Okay – I know that quote never happened, but what did happen is Hollywood’s template that it still uses today: love story, playful characters, happy ending, good always prevails.
American Film Institutes Ranking: #3/100 Awards: Nominated for eight winning three: Picture, Director and Writing/Screenplay. My Rating:
From the first moments in Rick’s cafe, I realized that I was going to really enjoy this one. What Hollywood does so well is pulling the wool over our eyes. The movie’s plot and characters feigned, pushing against the boundaries of reality, but time and time again we find the magic produced so enticing we suspend our thinking minds and tap into our imaginations.
This doozy of a WWII flick combines anything you can consider to be Hollywood and does it at a high level. The dialogue, the characters, the setting, and the plot all swept me up, transporting me to a time that no longer exists (and truthfully never did) for one of the best films of all time.
This movie combines the awe-inspiring nature of the west with mostly inorganic and stale characters leaving me wondering: can setting alone carry a movie?
American Film Institutes Ranking: #96/100 Awards: None My Rating:
I sometimes take a peak at other people’s thoughts on a movie before settling down on my own: was there an angle I missed or a piece of lore that impacts how I view the film? Roger Ebert is consistently someone I go to first because of his acerbic wit and clear writing. His review for “The Searchers” is a study in character analysis as he slices and dices the depth of the two main leads, reading far into the director’s intentions and purpose.
I simply disagree with what he comes up with.
Ebert dives deep into the shallow souls of these scantily-detailed characters, projecting life into them that I just cannot see. Where he finds impactful statements and testaments to the director’s hidden or subliminal messages, I see stage props — exception being the main character. This leaves me feeling that the environment was more dynamic than the story and characters: the West is daunting with staggering depth and isolation, while the characters are more true to the stagnant mountains that surround them.

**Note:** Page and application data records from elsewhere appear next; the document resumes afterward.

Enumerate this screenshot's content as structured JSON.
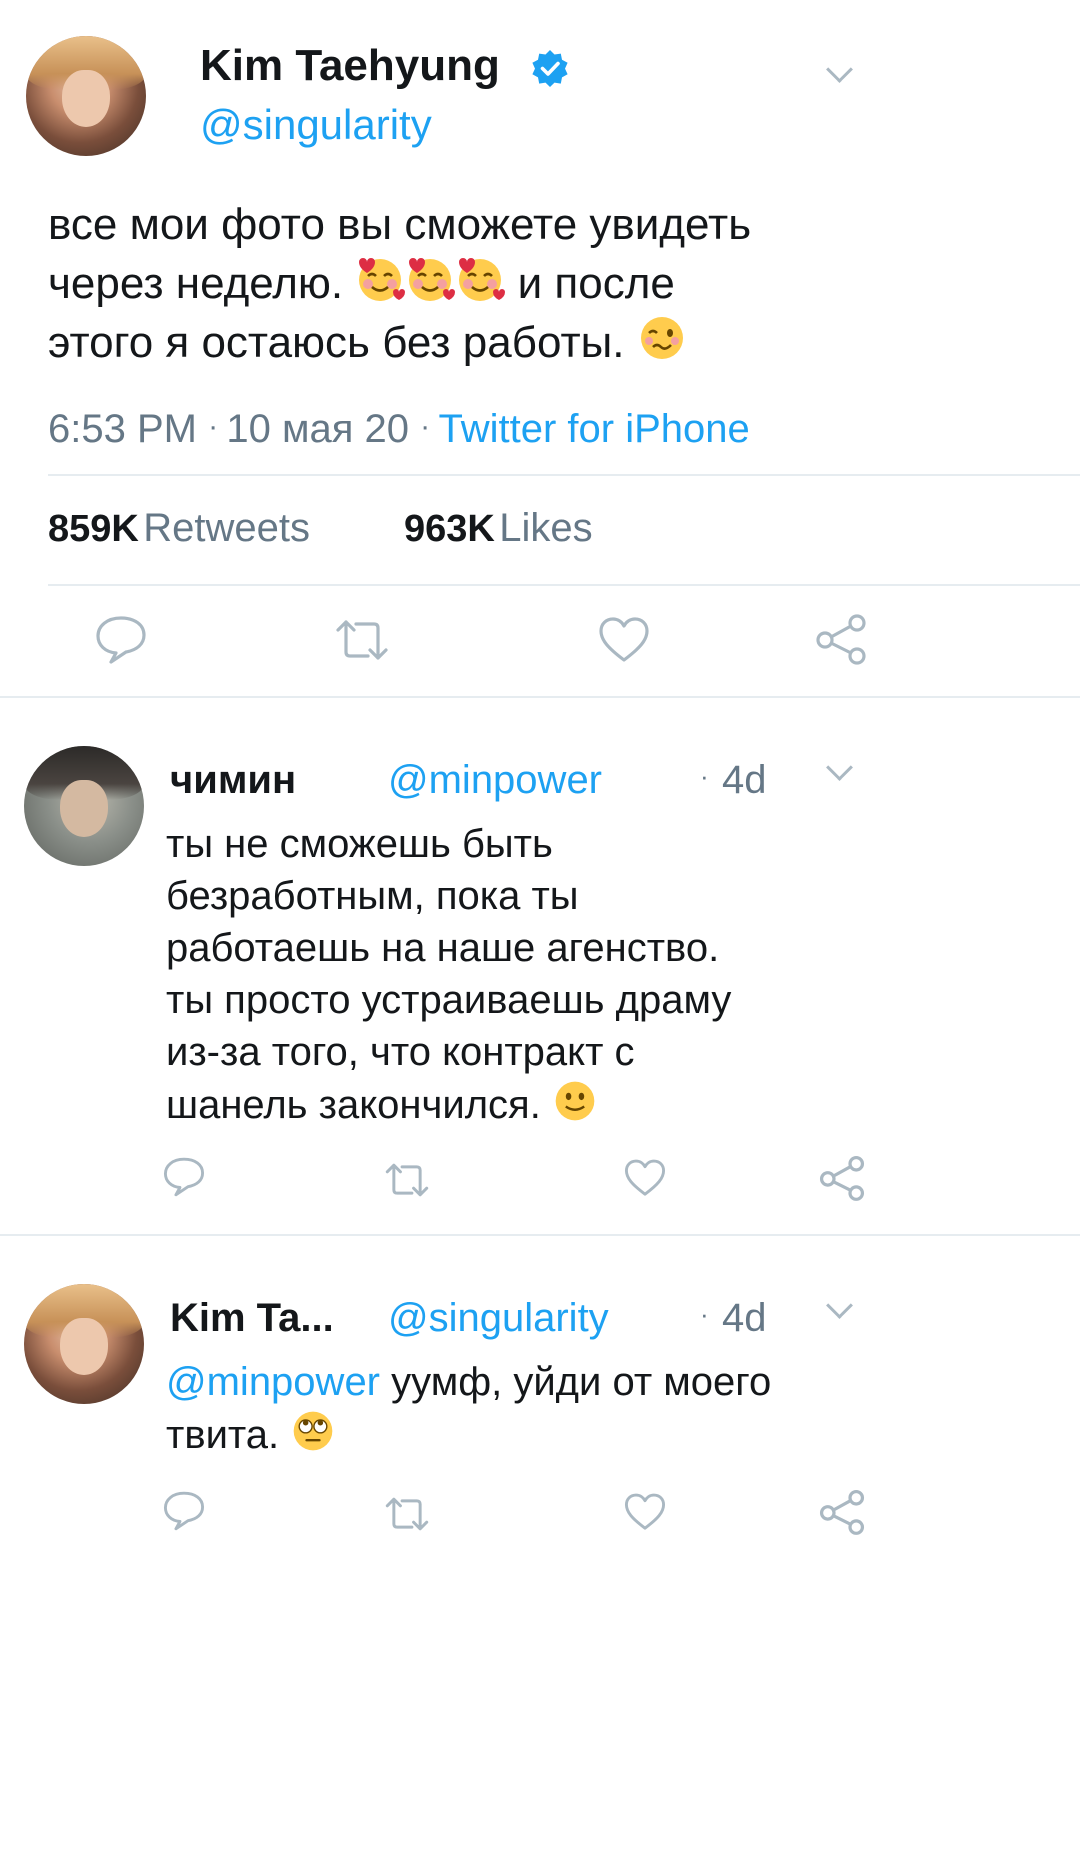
{
  "main_tweet": {
    "author_name": "Kim Taehyung",
    "handle": "@singularity",
    "text_line1": "все мои фото вы сможете увидеть",
    "text_line2_a": "через неделю.",
    "text_line2_b": "и после",
    "text_line3": "этого я остаюсь без работы.",
    "time": "6:53 PM",
    "date": "10 мая 20",
    "source": "Twitter for iPhone",
    "retweets_count": "859K",
    "retweets_label": "Retweets",
    "likes_count": "963K",
    "likes_label": "Likes"
  },
  "replies": [
    {
      "author_name": "чимин",
      "handle": "@minpower",
      "age": "4d",
      "lines": [
        "ты не сможешь быть",
        "безработным, пока ты",
        "работаешь на наше агенство.",
        "ты просто устраиваешь драму",
        "из-за того, что контракт с",
        "шанель закончился."
      ]
    },
    {
      "author_name": "Kim Ta...",
      "handle": "@singularity",
      "age": "4d",
      "mention": "@minpower",
      "line1_rest": "уумф, уйди от моего",
      "line2": "твита."
    }
  ],
  "colors": {
    "accent": "#1da1f2",
    "muted": "#657786",
    "icon": "#aab8c2",
    "divider": "#e6ecf0"
  },
  "icons": [
    "verified-badge-icon",
    "chevron-down-icon",
    "reply-icon",
    "retweet-icon",
    "like-icon",
    "share-icon"
  ]
}
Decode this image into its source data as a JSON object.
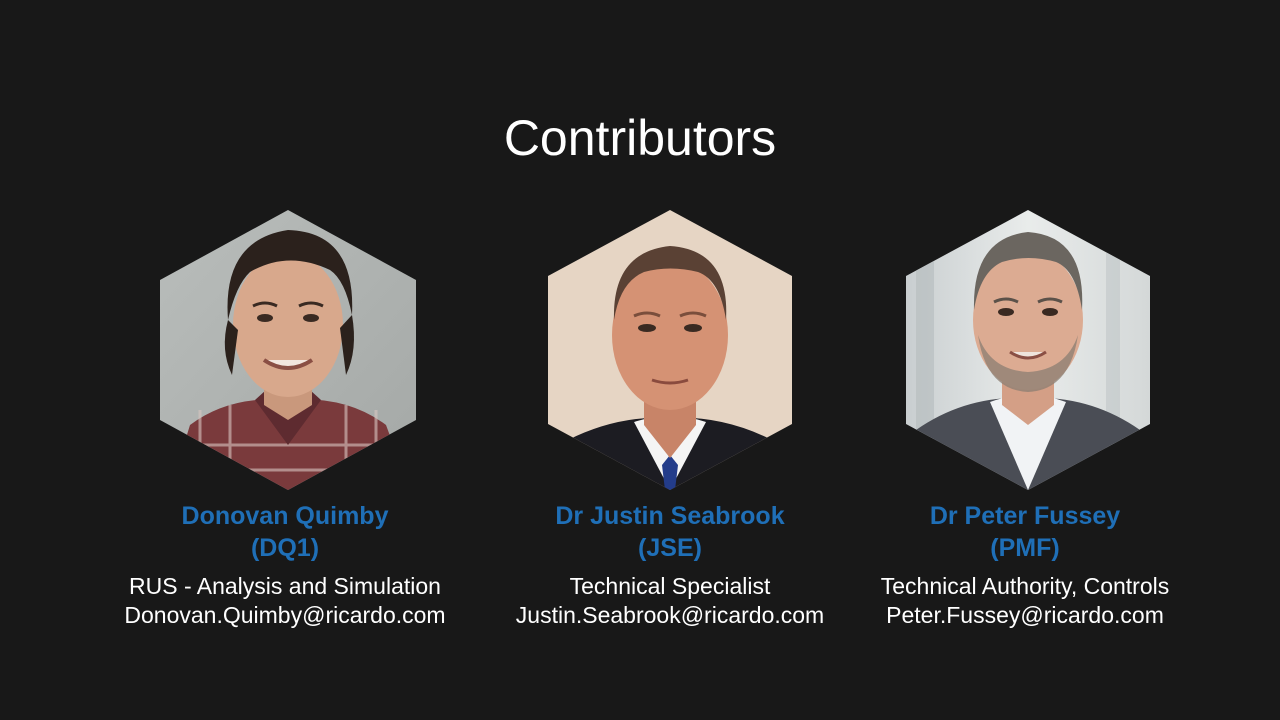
{
  "slide": {
    "title": "Contributors"
  },
  "contributors": [
    {
      "name": "Donovan Quimby",
      "code": "(DQ1)",
      "role": "RUS - Analysis and Simulation",
      "email": "Donovan.Quimby@ricardo.com"
    },
    {
      "name": "Dr Justin Seabrook",
      "code": "(JSE)",
      "role": "Technical Specialist",
      "email": "Justin.Seabrook@ricardo.com"
    },
    {
      "name": "Dr Peter Fussey",
      "code": "(PMF)",
      "role": "Technical Authority, Controls",
      "email": "Peter.Fussey@ricardo.com"
    }
  ],
  "colors": {
    "background": "#181818",
    "accent": "#1f6fb7",
    "text": "#ffffff"
  }
}
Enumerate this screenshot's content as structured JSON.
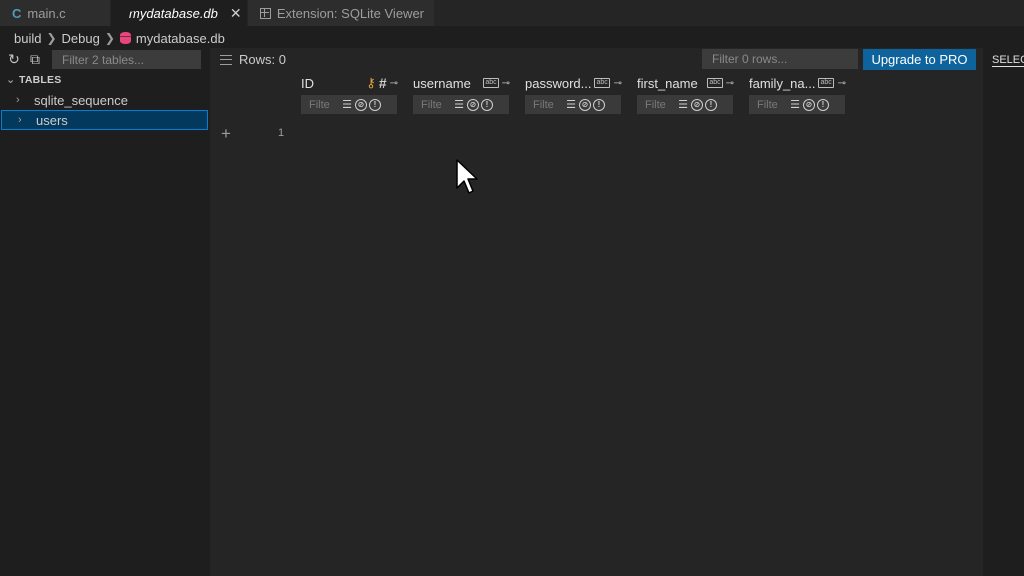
{
  "tabs": [
    {
      "label": "main.c",
      "icon": "c-file-icon"
    },
    {
      "label": "mydatabase.db",
      "icon": "database-icon",
      "active": true
    },
    {
      "label": "Extension: SQLite Viewer",
      "icon": "extension-grid-icon"
    }
  ],
  "breadcrumb": {
    "items": [
      "build",
      "Debug",
      "mydatabase.db"
    ]
  },
  "sidebar": {
    "filter_placeholder": "Filter 2 tables...",
    "section_title": "TABLES",
    "tables": [
      {
        "label": "sqlite_sequence",
        "selected": false
      },
      {
        "label": "users",
        "selected": true
      }
    ]
  },
  "toolbar": {
    "rows_label": "Rows: 0",
    "filter_placeholder": "Filter 0 rows...",
    "upgrade_label": "Upgrade to PRO"
  },
  "grid": {
    "columns": [
      {
        "name": "ID",
        "type_icon": "hash-icon",
        "primary_key": true
      },
      {
        "name": "username",
        "type_icon": "text-type-icon"
      },
      {
        "name": "password...",
        "type_icon": "text-type-icon"
      },
      {
        "name": "first_name",
        "type_icon": "text-type-icon"
      },
      {
        "name": "family_na...",
        "type_icon": "text-type-icon"
      }
    ],
    "column_filter_placeholder": "Filte",
    "new_row_number": "1"
  },
  "right_panel": {
    "label": "SELECT"
  },
  "colors": {
    "accent": "#0e639c",
    "selection": "#04395e",
    "db_icon": "#e8467c",
    "key": "#e2a33f"
  }
}
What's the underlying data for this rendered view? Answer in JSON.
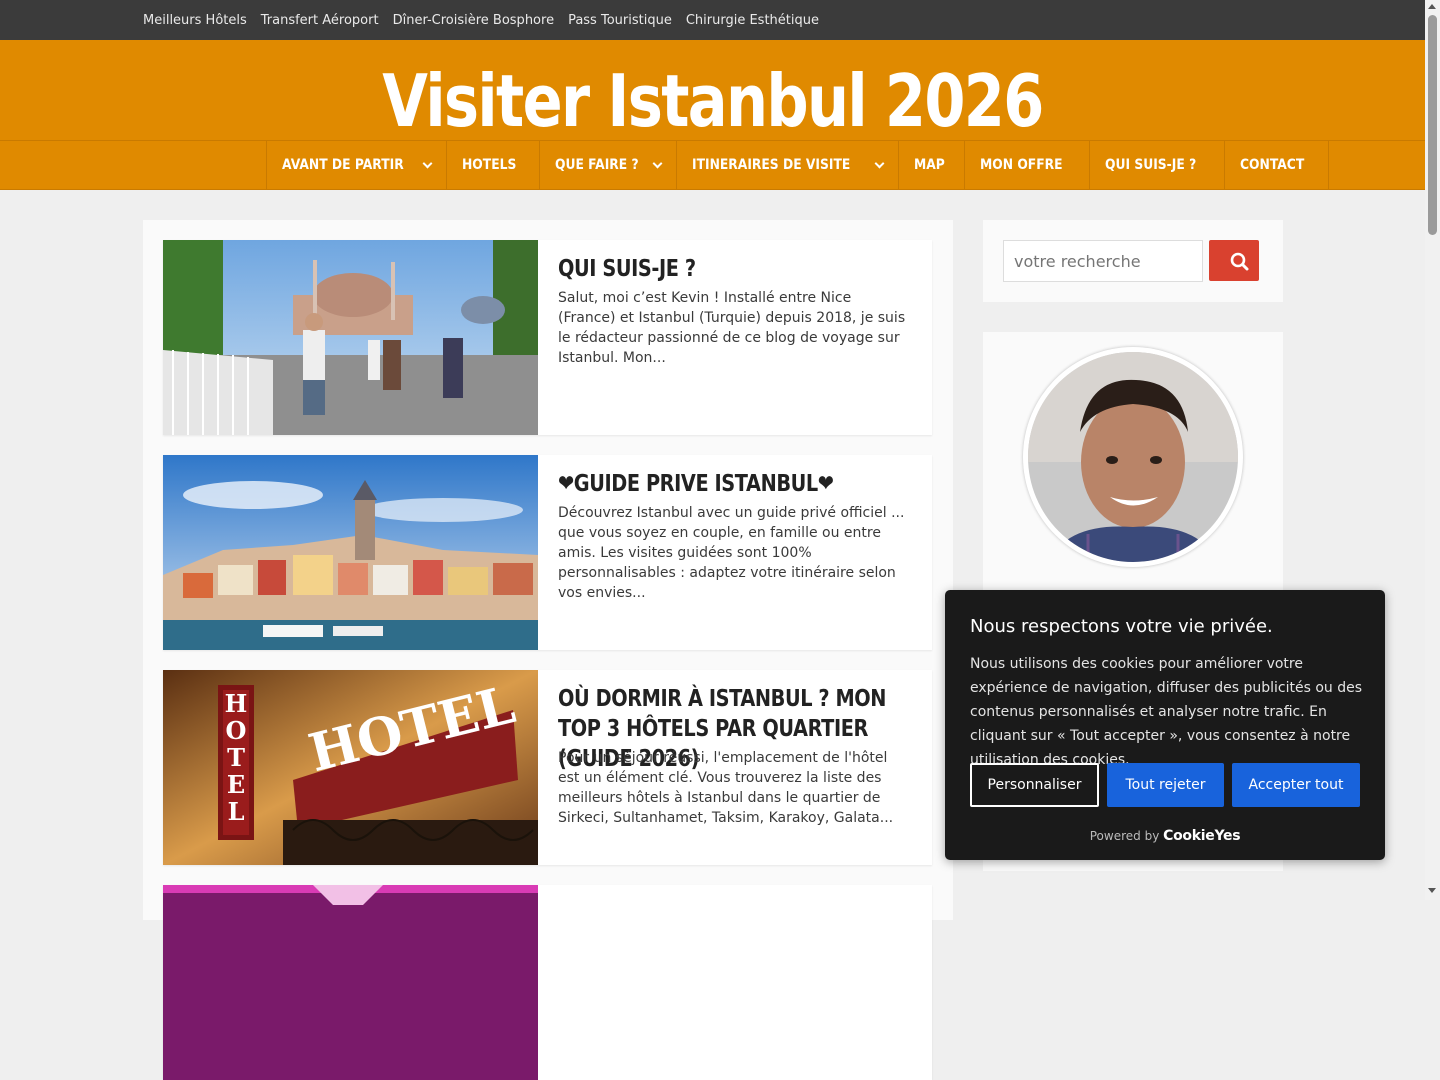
{
  "topbar": {
    "links": [
      "Meilleurs Hôtels",
      "Transfert Aéroport",
      "Dîner-Croisière Bosphore",
      "Pass Touristique",
      "Chirurgie Esthétique"
    ]
  },
  "header": {
    "site_title": "Visiter Istanbul 2026"
  },
  "nav": {
    "items": [
      {
        "label": "AVANT DE PARTIR",
        "dropdown": true
      },
      {
        "label": "HOTELS",
        "dropdown": false
      },
      {
        "label": "QUE FAIRE ?",
        "dropdown": true
      },
      {
        "label": "ITINERAIRES DE VISITE",
        "dropdown": true
      },
      {
        "label": "MAP",
        "dropdown": false
      },
      {
        "label": "MON OFFRE",
        "dropdown": false
      },
      {
        "label": "QUI SUIS-JE ?",
        "dropdown": false
      },
      {
        "label": "CONTACT",
        "dropdown": false
      }
    ]
  },
  "posts": [
    {
      "title": "QUI SUIS-JE ?",
      "excerpt": "Salut, moi c’est Kevin ! Installé entre Nice (France) et Istanbul (Turquie) depuis 2018, je suis le rédacteur passionné de ce blog de voyage sur Istanbul. Mon..."
    },
    {
      "title": "❤GUIDE PRIVE ISTANBUL❤",
      "excerpt": "Découvrez Istanbul avec un guide privé officiel ... que vous soyez en couple, en famille ou entre amis. Les visites guidées sont 100% personnalisables : adaptez votre itinéraire selon vos envies..."
    },
    {
      "title": "OÙ DORMIR À ISTANBUL ? MON TOP 3 HÔTELS PAR QUARTIER (GUIDE 2026)",
      "excerpt": "Pour un séjour réussi, l'emplacement de l'hôtel est un élément clé. Vous trouverez la liste des meilleurs hôtels à Istanbul dans le quartier de Sirkeci, Sultanhamet, Taksim, Karakoy, Galata..."
    }
  ],
  "sidebar": {
    "search_placeholder": "votre recherche"
  },
  "cookie": {
    "title": "Nous respectons votre vie privée.",
    "text": "Nous utilisons des cookies pour améliorer votre expérience de navigation, diffuser des publicités ou des contenus personnalisés et analyser notre trafic. En cliquant sur « Tout accepter », vous consentez à notre utilisation des cookies.",
    "customize": "Personnaliser",
    "reject": "Tout rejeter",
    "accept": "Accepter tout",
    "powered_by": "Powered by",
    "brand": "CookieYes"
  },
  "colors": {
    "header": "#e08a00",
    "topbar": "#3b3b3b",
    "search_button": "#d9412f",
    "cookie_button": "#1863dc"
  }
}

The cinematography, the art direction, and the chopped storyline of thousands of other movies owe their derivation to this original piece.
American Film Institute Ranking: #1/100 Academy Awards: Received nine nominations, but only winning for Best Writing (Original Screenplay). My Rating:
So the best movie of all-time, eh?
A movie with that distinction has rightfully been sliced and diced from a million different angles, and with having such an interesting figure in the middle of it all (Orson Welles) there is plenty of of wood to stoke the fire when discussing this piece of significant Americana.
First and foremost, the movie is very enjoyable. From the get go you realize this isn’t run-of-the-mill, early Hollywood; the movie opens up with an electric use of film angles and art direction, creating amazing intrigue with nothing more than ingenious camera work. This is followed with an inverted story, jumping back and forth between present and past in a way Quinten Tarantino would approve. Then, the fascinating main engine that keeps everything runningL the search for what “Rosebud” means.
What materializes is a move that has a little bit of everything: an intriguing story, well-written characters, a period piece of 1940s America, and a commentary on life, capitalism, power and fulfillment.
A front row seat to the underbelly of Mafia crime, the movie about the Corleone family has plenty of malevolent retribution to enjoy.
American Film Institutes Ranking: #3/100 Awards: Nominated for eleven awards with one being revoked and winning Best Picture, Best Actor and Best Adapted Screenplay. My Rating:
This is one of the heavy hitters of film, obvious by how high it is ranked (#3!) but also by its universal acclaim. Unfortunately, I’m not 100% on the bandwagon. Don’t get me wrong. I find this movie very good and enjoyable, but I’m not quite sure I would put it in my top five movies of all time.
There is something intoxicating about seeing the inner workings of the mafia, and Francis Ford Coppola’s movie does a wonderful job of characterization — there are rememberable people, interactions, and changes amongst the cast over the course of the movie. The fact that no one is safe from the violence adds an additional level of intrigue, never knowing who might be the next one to “sleep with the fishes.”
American Film Institute Ranking: #17/100 Academy Awards: Nominated for four (Best Actor, Actress, Adapted Screenplay and Director) winning Best Actor for Humphrey Bogart (his only Academy Award). Director: John Houston My Rating:
“How can we put Humphrey Bogart and Katharine Hepburn in close proximity for a couple hours and let them work their magic?”
Enter the adapted screenplay by James Agee (who also wrote a top 100 book of all time “A Death in the Family” which I review here). The African Queen is an interesting movie just from the set up alone: about 90% of the movie involves the two main characters floating down a river in a steam boat with the entire focal point on their relationship. There is some window dressing to get them there, but none of it matters. What is important is that Humphrey and Katharine are stuck together and have to work through their differences. This movie explores the classic motif of mismatched lovers using stereotypical traits that are diametrically opposed (messy vs. clean, prude vs. crude, etc.). Thankfully, we have two power houses of Hollywood that end up pushing this ridiculous script along and somehow make a successful go at it.